A wide-ranging argument by a renowned anthropologist that the capacity to believe is what makes us human Why are so many humans religious? Why do we daydream, imagine, and hope? Philosophers, theologians, social scientists, and historians have offered explanations for centuries, but their accounts often ignore or even avoid human evolution. Evolutionary scientists answer with proposals for why ritual, religion, and faith make sense as adaptations to past challenges or as by-products of our hyper-complex cognitive capacities. But what if the focus on religion is too narrow? Renowned anthropologist Agustin Fuentes argues that the capacity to be religious is actually a small part of a larger and deeper human capacity to believe. Why believe in religion, economies, love? A fascinating intervention into some of the most common misconceptions about human nature, this book employs evolutionary, neurobiological, and anthropological evidence to argue that belief-the ability to commit passionately and wholeheartedly to an idea-is central to the human way of being in the world.
Darwin's nineteenth-century writings laid the foundations for modern studies of evolution, and theoretical developments in the mid-twentieth century fostered the Modern Synthesis. Since that time, a great deal of new biological knowledge has been generated, including details of the genetic code, lateral gene transfer, and developmental constraints. Our improved understanding of these and many other phenomena have been working their way into evolutionary theory, changing it and improving its correspondence with evolution in nature. And while the study of evolution is thriving both as a basic science to understand the world and in its applications in agriculture, medicine, and public health, the broad scope of evolution--operating across genes, whole organisms, clades, and ecosystems--presents a significant challenge for researchers seeking to integrate abundant new data and content into a general theory of evolution.

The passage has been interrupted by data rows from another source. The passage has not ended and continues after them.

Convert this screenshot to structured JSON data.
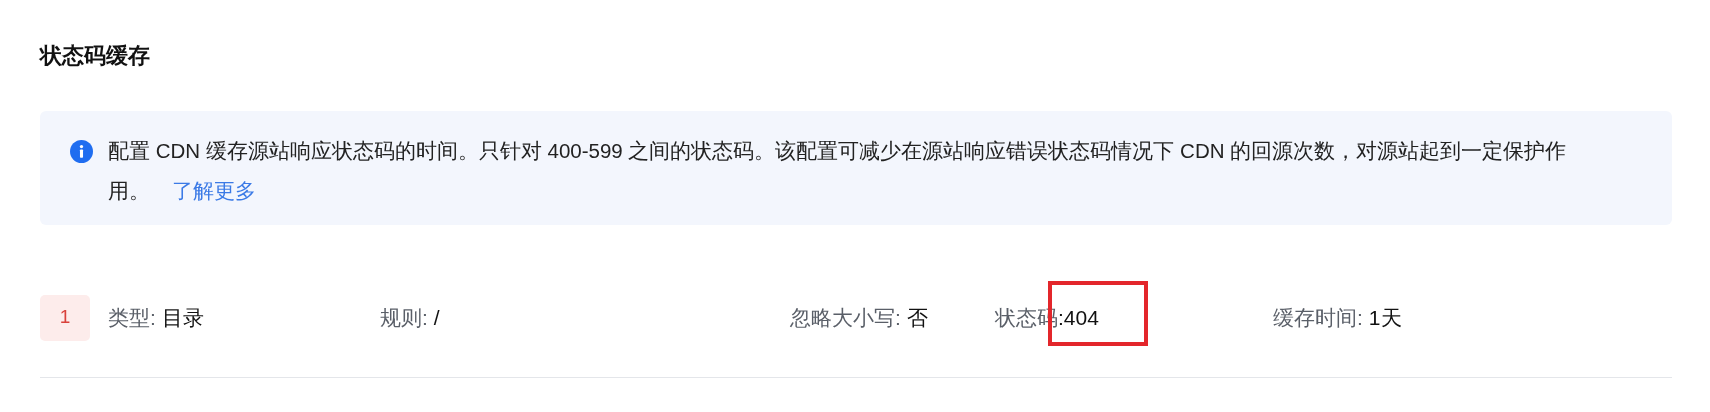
{
  "title": "状态码缓存",
  "alert": {
    "text": "配置 CDN 缓存源站响应状态码的时间。只针对 400-599 之间的状态码。该配置可减少在源站响应错误状态码情况下 CDN 的回源次数，对源站起到一定保护作用。",
    "link": "了解更多"
  },
  "rules": [
    {
      "index": "1",
      "fields": [
        {
          "label": "类型:",
          "value": "目录",
          "highlighted": false
        },
        {
          "label": "规则:",
          "value": "/",
          "highlighted": false
        },
        {
          "label": "忽略大小写:",
          "value": "否",
          "highlighted": false
        },
        {
          "label": "状态码",
          "value": ":404",
          "highlighted": true
        },
        {
          "label": "缓存时间:",
          "value": "1天",
          "highlighted": false
        }
      ]
    }
  ]
}
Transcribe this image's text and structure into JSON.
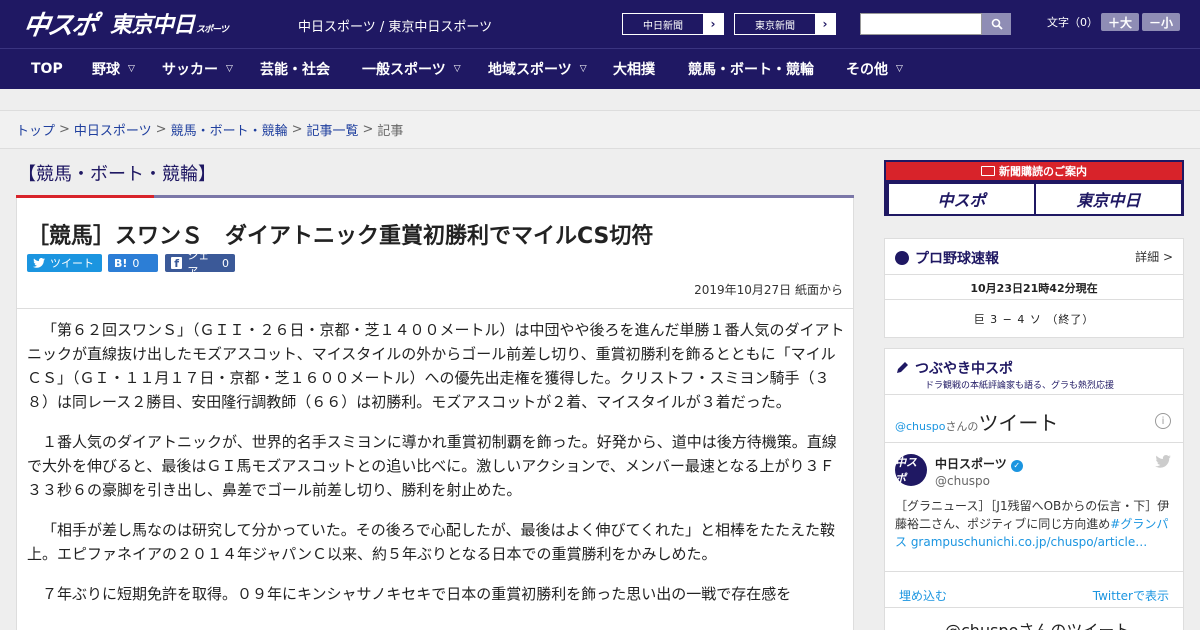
{
  "header": {
    "logo_chuspo": "中スポ",
    "logo_tokyo": "東京中日",
    "logo_tokyo_small": "スポーツ",
    "site_name": "中日スポーツ / 東京中日スポーツ",
    "chunichi_btn": "中日新聞",
    "tokyo_btn": "東京新聞",
    "search_placeholder": "",
    "font_size_label": "文字（0）",
    "font_bigger": "＋大",
    "font_smaller": "－小"
  },
  "nav": {
    "items": [
      {
        "label": "TOP",
        "chev": ""
      },
      {
        "label": "野球",
        "chev": "▽"
      },
      {
        "label": "サッカー",
        "chev": "▽"
      },
      {
        "label": "芸能・社会",
        "chev": ""
      },
      {
        "label": "一般スポーツ",
        "chev": "▽"
      },
      {
        "label": "地域スポーツ",
        "chev": "▽"
      },
      {
        "label": "大相撲",
        "chev": ""
      },
      {
        "label": "競馬・ボート・競輪",
        "chev": ""
      },
      {
        "label": "その他",
        "chev": "▽"
      }
    ]
  },
  "breadcrumb": {
    "items": [
      "トップ",
      "中日スポーツ",
      "競馬・ボート・競輪",
      "記事一覧"
    ],
    "sep": ">",
    "current": "記事"
  },
  "section": {
    "title": "【競馬・ボート・競輪】"
  },
  "article": {
    "headline": "［競馬］スワンＳ　ダイアトニック重賞初勝利でマイルCS切符",
    "share_tweet": "ツイート",
    "share_hatena_icon": "B!",
    "share_hatena_count": "0",
    "share_fb": "シェア",
    "share_fb_count": "0",
    "date": "2019年10月27日 紙面から",
    "paragraphs": [
      "「第６２回スワンＳ」（ＧＩＩ・２６日・京都・芝１４００メートル）は中団やや後ろを進んだ単勝１番人気のダイアトニックが直線抜け出したモズアスコット、マイスタイルの外からゴール前差し切り、重賞初勝利を飾るとともに「マイルＣＳ」（ＧＩ・１１月１７日・京都・芝１６００メートル）への優先出走権を獲得した。クリストフ・スミヨン騎手（３８）は同レース２勝目、安田隆行調教師（６６）は初勝利。モズアスコットが２着、マイスタイルが３着だった。",
      "１番人気のダイアトニックが、世界的名手スミヨンに導かれ重賞初制覇を飾った。好発から、道中は後方待機策。直線で大外を伸びると、最後はＧＩ馬モズアスコットとの追い比べに。激しいアクションで、メンバー最速となる上がり３Ｆ３３秒６の豪脚を引き出し、鼻差でゴール前差し切り、勝利を射止めた。",
      "「相手が差し馬なのは研究して分かっていた。その後ろで心配したが、最後はよく伸びてくれた」と相棒をたたえた鞍上。エピファネイアの２０１４年ジャパンＣ以来、約５年ぶりとなる日本での重賞勝利をかみしめた。",
      "７年ぶりに短期免許を取得。０９年にキンシャサノキセキで日本の重賞初勝利を飾った思い出の一戦で存在感を"
    ]
  },
  "sidebar": {
    "banner_title": "新聞購読のご案内",
    "banner_chuspo": "中スポ",
    "banner_tokyo": "東京中日",
    "baseball": {
      "title": "プロ野球速報",
      "detail": "詳細 >",
      "time": "10月23日21時42分現在",
      "score": "巨 3 − 4 ソ （終了）"
    },
    "twitter": {
      "title": "つぶやき中スポ",
      "subtitle": "ドラ観戦の本紙評論家も語る、グラも熱烈応援",
      "header_handle": "@chuspo",
      "header_san": "さんの",
      "header_tweet": "ツイート",
      "info": "i",
      "avatar": "中スポ",
      "name": "中日スポーツ",
      "handle": "@chuspo",
      "text": "［グラニュース］［J1残留へOBからの伝言・下］伊藤裕二さん、ポジティブに同じ方向進め",
      "text_link": "#グランパス grampuschunichi.co.jp/chuspo/article…",
      "embed": "埋め込む",
      "view": "Twitterで表示",
      "bottom": "@chuspoさんのツイート"
    }
  },
  "colors": {
    "brand": "#1f1863",
    "accent": "#d8232a",
    "twitter": "#1b95e0",
    "facebook": "#3b5998"
  }
}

This book gives us that framework and synthesis for the twenty-first century. The Theory of Evolution presents a series of chapters by experts seeking this integration by addressing the current state of affairs across numerous fields within evolutionary biology, ranging from biogeography to multilevel selection, speciation, and macroevolutionary theory. By presenting current syntheses of evolution's theoretical foundations and their growth in light of new datasets and analyses, this collection will enhance future research and understanding.